The project: Production Stage Manager for “The Williston Scholars Variety Hour”
The scholar: Risa Tapanes ’18
Ms. Tapanes served as production stage manager and technical consultant for the other Performing Arts Williston Scholars, working with each of the five live theater acts through the development process and stage managing the class’s February 25, 2018 Variety Hour at the Williston Theater. As the shows were being developed, she assisted with budgets, set work, costume acquisition, and more; on the night of the performance, she oversaw the lighting, sound, and other technical tasks.

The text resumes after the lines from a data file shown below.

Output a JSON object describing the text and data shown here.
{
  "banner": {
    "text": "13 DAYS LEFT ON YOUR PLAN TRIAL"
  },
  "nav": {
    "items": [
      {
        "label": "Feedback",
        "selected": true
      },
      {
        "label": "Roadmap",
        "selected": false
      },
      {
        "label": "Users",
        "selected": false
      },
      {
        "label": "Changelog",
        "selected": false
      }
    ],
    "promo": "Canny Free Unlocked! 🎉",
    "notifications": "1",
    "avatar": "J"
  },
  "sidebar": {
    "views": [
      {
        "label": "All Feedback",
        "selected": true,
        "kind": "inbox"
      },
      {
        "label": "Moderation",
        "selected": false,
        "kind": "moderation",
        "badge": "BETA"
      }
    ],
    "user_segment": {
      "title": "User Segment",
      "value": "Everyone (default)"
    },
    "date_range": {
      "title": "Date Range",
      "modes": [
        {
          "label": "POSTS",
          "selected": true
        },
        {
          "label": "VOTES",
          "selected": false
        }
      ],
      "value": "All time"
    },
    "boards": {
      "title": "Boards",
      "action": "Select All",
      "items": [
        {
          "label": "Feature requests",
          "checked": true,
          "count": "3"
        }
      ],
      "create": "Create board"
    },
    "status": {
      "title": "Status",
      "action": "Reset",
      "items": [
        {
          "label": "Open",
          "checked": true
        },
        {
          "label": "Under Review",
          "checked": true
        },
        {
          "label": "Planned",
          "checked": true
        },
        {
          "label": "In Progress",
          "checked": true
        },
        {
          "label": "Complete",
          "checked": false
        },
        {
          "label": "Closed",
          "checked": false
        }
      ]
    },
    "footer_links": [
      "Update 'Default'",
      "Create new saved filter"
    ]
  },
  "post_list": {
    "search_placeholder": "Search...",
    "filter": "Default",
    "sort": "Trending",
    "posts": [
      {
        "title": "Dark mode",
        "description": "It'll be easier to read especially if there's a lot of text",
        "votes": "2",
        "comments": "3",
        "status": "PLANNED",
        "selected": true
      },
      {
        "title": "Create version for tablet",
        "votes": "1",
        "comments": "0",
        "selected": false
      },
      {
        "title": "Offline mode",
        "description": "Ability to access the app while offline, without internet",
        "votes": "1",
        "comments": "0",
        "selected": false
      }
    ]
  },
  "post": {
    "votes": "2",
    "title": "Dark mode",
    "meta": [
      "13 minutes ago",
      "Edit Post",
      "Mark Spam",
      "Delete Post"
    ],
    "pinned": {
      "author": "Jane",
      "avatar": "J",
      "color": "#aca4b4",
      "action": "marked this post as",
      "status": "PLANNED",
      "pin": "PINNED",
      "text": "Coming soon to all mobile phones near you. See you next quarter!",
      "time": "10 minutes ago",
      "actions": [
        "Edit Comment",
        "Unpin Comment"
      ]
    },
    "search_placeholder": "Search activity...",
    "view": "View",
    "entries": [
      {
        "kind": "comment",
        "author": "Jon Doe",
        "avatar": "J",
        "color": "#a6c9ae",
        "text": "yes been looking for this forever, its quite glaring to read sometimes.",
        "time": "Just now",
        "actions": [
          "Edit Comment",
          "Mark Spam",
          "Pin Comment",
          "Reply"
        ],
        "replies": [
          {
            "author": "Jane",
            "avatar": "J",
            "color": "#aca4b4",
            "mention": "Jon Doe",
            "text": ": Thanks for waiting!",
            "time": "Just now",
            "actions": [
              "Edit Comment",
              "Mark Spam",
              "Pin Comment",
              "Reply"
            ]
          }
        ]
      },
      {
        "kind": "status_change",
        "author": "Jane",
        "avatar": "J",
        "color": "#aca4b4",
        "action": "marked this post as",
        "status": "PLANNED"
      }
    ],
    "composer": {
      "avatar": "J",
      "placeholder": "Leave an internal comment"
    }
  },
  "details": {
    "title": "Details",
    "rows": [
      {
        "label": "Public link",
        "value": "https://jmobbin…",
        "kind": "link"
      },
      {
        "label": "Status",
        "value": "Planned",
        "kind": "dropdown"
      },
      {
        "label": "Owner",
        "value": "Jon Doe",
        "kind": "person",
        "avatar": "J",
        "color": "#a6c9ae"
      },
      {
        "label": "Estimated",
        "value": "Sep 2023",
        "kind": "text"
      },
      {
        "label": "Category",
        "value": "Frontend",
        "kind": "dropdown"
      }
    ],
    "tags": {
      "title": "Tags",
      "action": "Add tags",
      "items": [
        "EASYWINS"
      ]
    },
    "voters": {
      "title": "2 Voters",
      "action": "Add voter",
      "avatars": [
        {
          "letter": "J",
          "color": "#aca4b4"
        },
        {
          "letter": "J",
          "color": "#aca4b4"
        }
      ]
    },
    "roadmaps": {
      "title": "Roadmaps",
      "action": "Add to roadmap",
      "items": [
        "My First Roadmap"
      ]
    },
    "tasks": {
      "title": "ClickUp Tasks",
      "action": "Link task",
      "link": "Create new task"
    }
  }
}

Notable quote: “We knew the other kids in the class were going to have live performances, and every live performance needs a stage manager. But the production stage manager is there from the start of these pieces being created, helping the artists, knowing where they want to go with pieces technically. So if they want a costume, I’ll be the one to search online and try to work with them on what they want, and then going though budgeting—can we afford that?—or, if they want a set that looks a certain way, asking is our space capable of doing what they want, and if not, how can we make it work for them?”
Her biggest challenge as a scholar: “Working with new artists and new shows that were being built from the ground up. In the past, I’ve worked with Emily [Ditkovski] and Charles [Raffetto] on shows that have been performed thousands of times, but these are up-and-coming artists who are writing their pieces alongside me trying to help them. Sometimes they’ll have an idea at the beginning of the trimester and then a couple weeks in, they’ll completely change what they want to do. So it’s a balance of having to work with them and being supportive, but also knowing how to stay on top of things.”
Surprising discovery: “I know as someone who has been on the technical side that there’s a lot more than you think, but I didn’t know there was so much with budgeting, even on small projects.”
Tip for future scholars: “If you don’t have a solid idea, it’s okay to talk about that with your teacher. My project was pretty unconventional for the Performing Arts realm of Williston Scholars. Not that Williston Scholars has been around for that long, but nobody has really done something like this before. I originally wanted to do something like the rest of them, where I would create my own piece and have other people act in it, but as someone who was looking to go to college for technical theater, I felt like this might be a better way to gain real world and practical experience for my resume.”